If a line of the material holds the string "shpikjet", it counts; report the number of such lines alone.

(Dataset records)

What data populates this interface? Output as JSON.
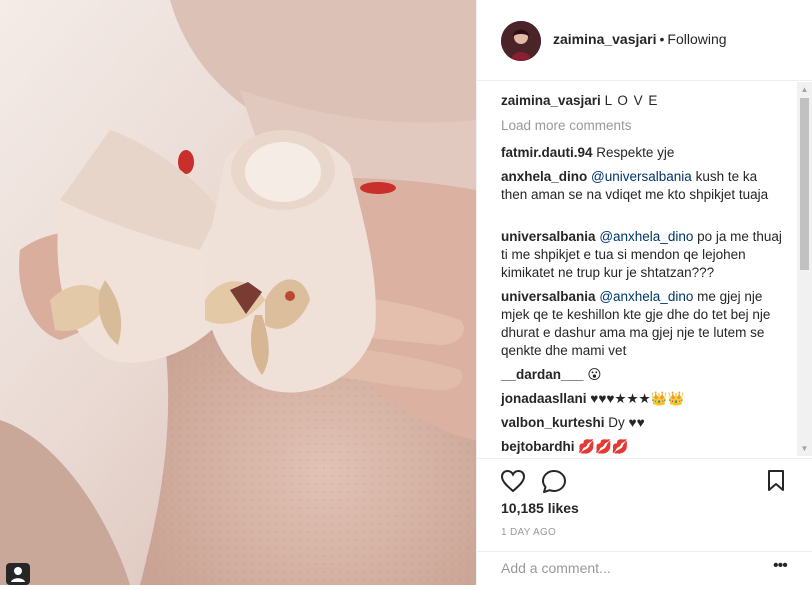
{
  "post": {
    "username": "zaimina_vasjari",
    "follow_status": "Following",
    "caption_text": "L O V E",
    "load_more": "Load more comments",
    "comments": [
      {
        "user": "fatmir.dauti.94",
        "mention": "",
        "text": "Respekte yje"
      },
      {
        "user": "anxhela_dino",
        "mention": "@universalbania",
        "text": "kush te ka then aman se na vdiqet me kto shpikjet tuaja"
      },
      {
        "user": "universalbania",
        "mention": "@anxhela_dino",
        "text": "po ja me thuaj ti me shpikjet e tua si mendon qe lejohen kimikatet ne trup kur je shtatzan???"
      },
      {
        "user": "universalbania",
        "mention": "@anxhela_dino",
        "text": "me gjej nje mjek qe te keshillon kte gje dhe do tet bej nje dhurat e dashur ama ma gjej nje te lutem se qenkte dhe mami vet"
      },
      {
        "user": "__dardan___",
        "mention": "",
        "text": "😮"
      },
      {
        "user": "jonadaasllani",
        "mention": "",
        "text": "♥♥♥★★★👑👑"
      },
      {
        "user": "valbon_kurteshi",
        "mention": "",
        "text": "Dy ♥♥"
      },
      {
        "user": "bejtobardhi",
        "mention": "",
        "text": "💋💋💋"
      }
    ],
    "likes": "10,185 likes",
    "time_ago": "1 DAY AGO",
    "add_comment_placeholder": "Add a comment...",
    "more_glyph": "•••"
  },
  "icons": {
    "like": "heart-outline-icon",
    "comment": "speech-bubble-icon",
    "save": "bookmark-icon",
    "tag": "user-tag-icon"
  },
  "colors": {
    "text": "#262626",
    "muted": "#999999",
    "mention": "#003569",
    "border": "#efefef"
  }
}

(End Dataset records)

• [Expected answer]: 2